Why are my Lindy Fralin Pickups out of phase?
Is your newly installed Lindy Fralin pickup phase giving you problems? One of the most common problems a guitarist faces when purchasing new pups is getting the phase right. Continue reading “Lindy Fralin Pickup Phase — What’s the Deal?”
Build your own double coil guitar pickup.
In the last article we talked about building our own single coil pickup, so this time, we’ll talk about making double coil guitar pickups. If you missed the single coil article, you can check it out here: Building Your Own Electric Guitar Pickups – Part 3. Continue reading “Making Double Coil Guitar Pickups: Building Your Own Electric Guitar Pickups – Part 4”
The Mini Humbucker versus Firebird question is a popular one. Learn the difference between these two vintage style pickups.
There are so many different kinds of pickups available that it can become difficult to dig through the ever-growing pile to choose the best one for your guitar. Continue reading “Mini Humbucker Versus Firebird Guitar Pickups: What is the Difference Between Them?”
The V847A is designed to have the original Vox tone while adding a few modern updates to bring the pedal into the modern era
Many wah pedals suffer from a loss of tone when the guitar is plugged into the pedal, and often, this tone loss can be considerable, but the Vox V847A Classic Reissue Wah Pedal is a modern version of the original Vox Wah and it has been designed to address that issue. Continue reading “Vox V847A Classic Reissue Wah Pedal”
Housed in a very compact unit designed to fit on even the smallest of pedalboards, the Morley Mini Wah is actually two pedals in one.
The Morley Mini Wah is compatible with the guitar, bass, and keyboard. Continue reading “Morley Mini Wah Volume Pedal”
The Electro-Harmonix Wailer Wah features a circuit that is very similar to the Crying Tone Wah but with a traditional rack and pinion style design.
The traditional style of the Electro-Harmonix Wailer, with movable pedal and a steady base, is much better suited to a pedalboard than the Crying Tone. The pedal is constructed in a light and cost-effective, but still very sturdy, high-impact plastic housing that’s designed to take years of abuse. Continue reading “Electro-Harmonix Wailer Wah Pedal”
The Fulltone Clyde Deluxe Wah uses a very quiet MU-80 (80% nickel alloy) shielded Fulltone 500mH inductor that is hand made and designed to be the same as the inductor in the '60s Vox.
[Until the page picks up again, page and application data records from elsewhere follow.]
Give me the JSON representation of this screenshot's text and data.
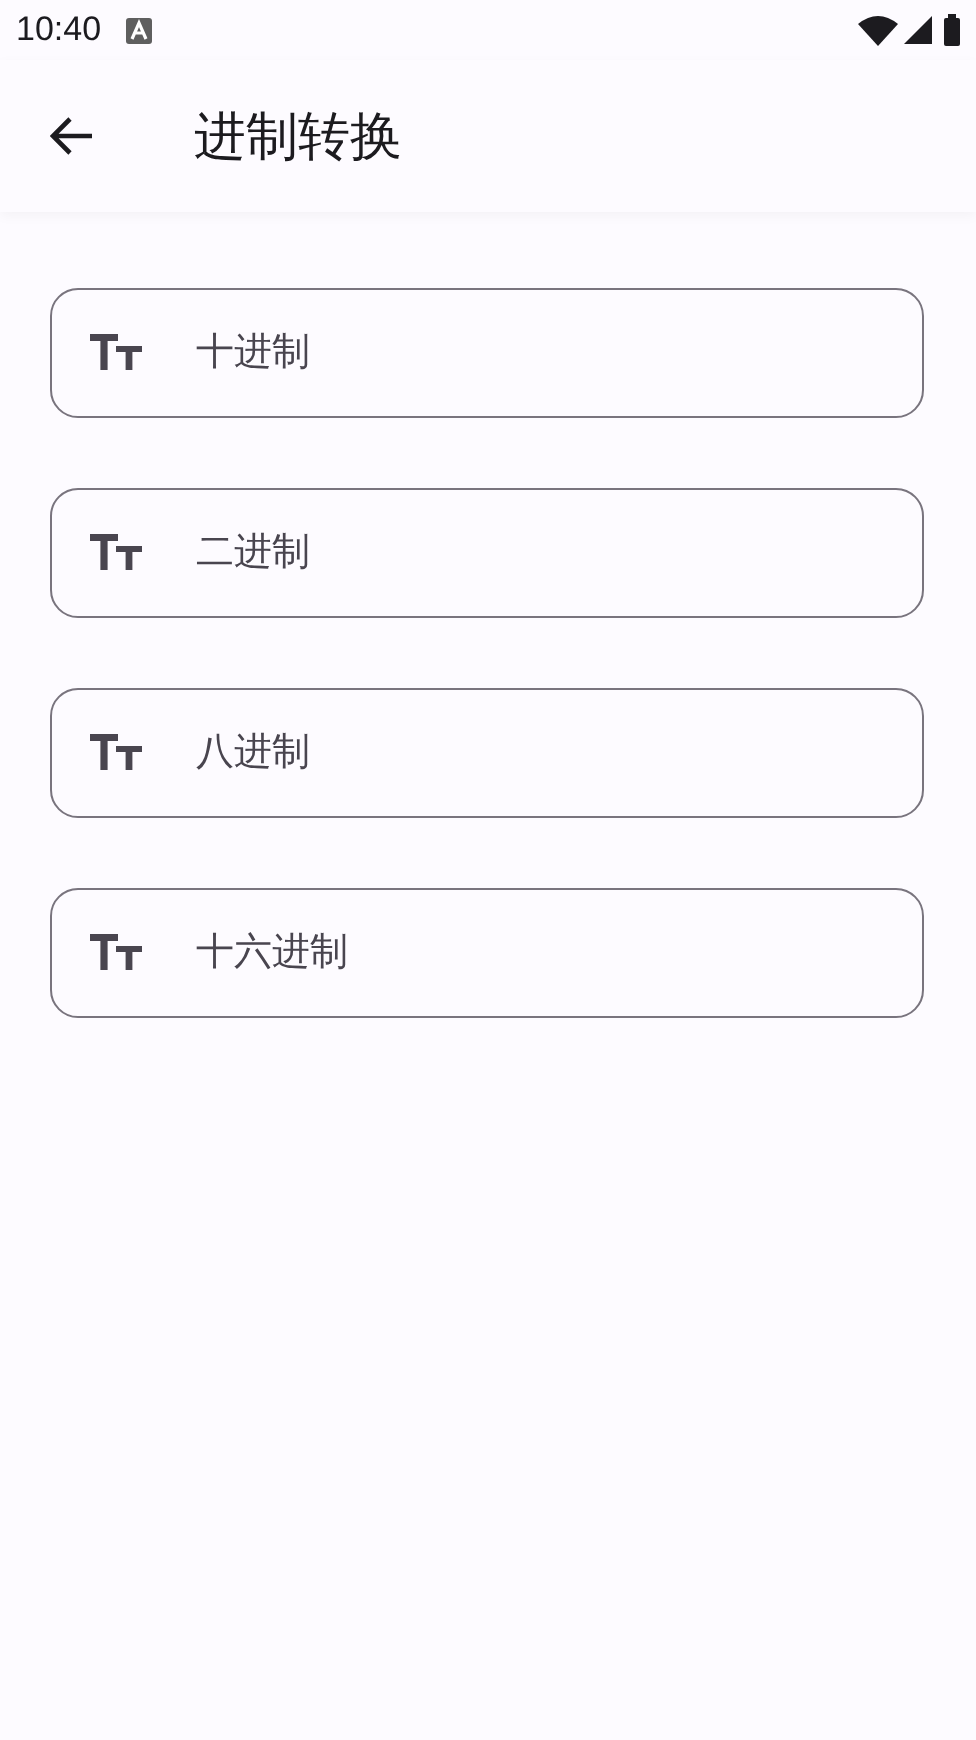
{
  "status_bar": {
    "time": "10:40"
  },
  "app_bar": {
    "title": "进制转换"
  },
  "fields": [
    {
      "placeholder": "十进制"
    },
    {
      "placeholder": "二进制"
    },
    {
      "placeholder": "八进制"
    },
    {
      "placeholder": "十六进制"
    }
  ]
}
The Fulltone Clyde Deluxe Wah is the Fulltone version of the Vox “Clyde McCoy” Wah, a well known vintage Wah used by Jimi Hendrix. This pedal has one of the largest pedal sweeps of any wah on the market. Continue reading “Fulltone Clyde Deluxe Wah”
Making single coil pickups can be very rewarding, easily done, and parts can be easily acquired.
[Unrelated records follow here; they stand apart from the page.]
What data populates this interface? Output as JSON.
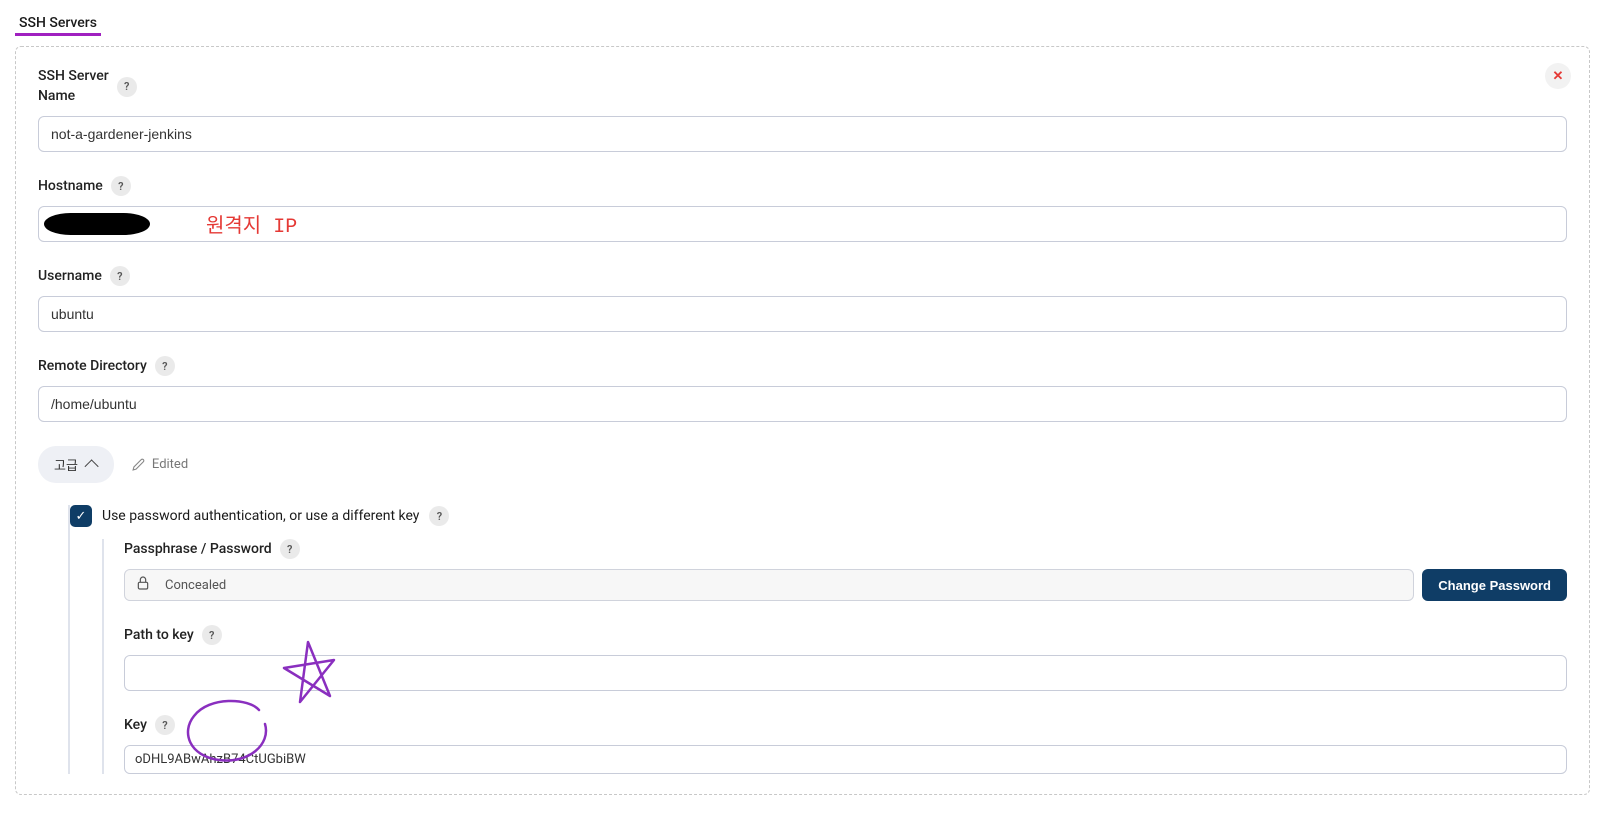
{
  "section_title": "SSH Servers",
  "server": {
    "name_label": "SSH Server\nName",
    "name_value": "not-a-gardener-jenkins",
    "hostname_label": "Hostname",
    "hostname_value": "",
    "hostname_annotation": "원격지 IP",
    "username_label": "Username",
    "username_value": "ubuntu",
    "remote_dir_label": "Remote Directory",
    "remote_dir_value": "/home/ubuntu",
    "advanced_label": "고급",
    "edited_label": "Edited",
    "auth": {
      "checkbox_label": "Use password authentication, or use a different key",
      "checked": true,
      "pass_label": "Passphrase / Password",
      "pass_concealed": "Concealed",
      "change_btn": "Change Password",
      "path_label": "Path to key",
      "path_value": "",
      "key_label": "Key",
      "key_value": "oDHL9ABwAhzB74CtUGbiBW"
    },
    "help_tooltip": "?"
  }
}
Making Single Guitar Pickups
In this article, we’re going to talk about making single guitar pickups, and how building them from scratch can be such a rewarding and worthwhile experience. The design is simple and the steps easy to follow. Another benefit of the design is that winding the coil by hand offers the opportunity of having your pickup sound just as good as, if not better than, the same coil wound by a machine. Continue reading “Making Single Coil Guitar Pickups – Building Your Own Electric Guitar Pickups – Part 4”
If you've ever thought of using a push-pull pot to split a humbucker pickup, you may have questions; here are our most popular push-pull pot FAQs.
Push-pull pot FAQ: What is a coil-split pickup?
Push-pull pot FAQ often include inquiries into coil-splitting a humbucker pickup. A coil-split pickup is a humbucker that is split in such a way that it only uses one of its two coils. This is useful to guitarists who use humbuckers but occasionally want a single-coil sound.
Continue reading “Push-Pull Pot FAQ – Coil-Splitting a Humbucker Pickup”
Learn about all of the tools and parts you'll need to build your own electric guitar pickup.
Hello again, and welcome to our ongoing series of articles discussing how guitar pickups work and how you can build your own. In the last article we discussed how the magnets and coil work, and how they work together to create the sound that you hear. This time around, we are going to look at the tools, pickup parts, and other things that you will need to build your project from scratch.
Continue reading “Pickup Parts Needed – Building Your Own Electric Guitar Pickups – Part 3”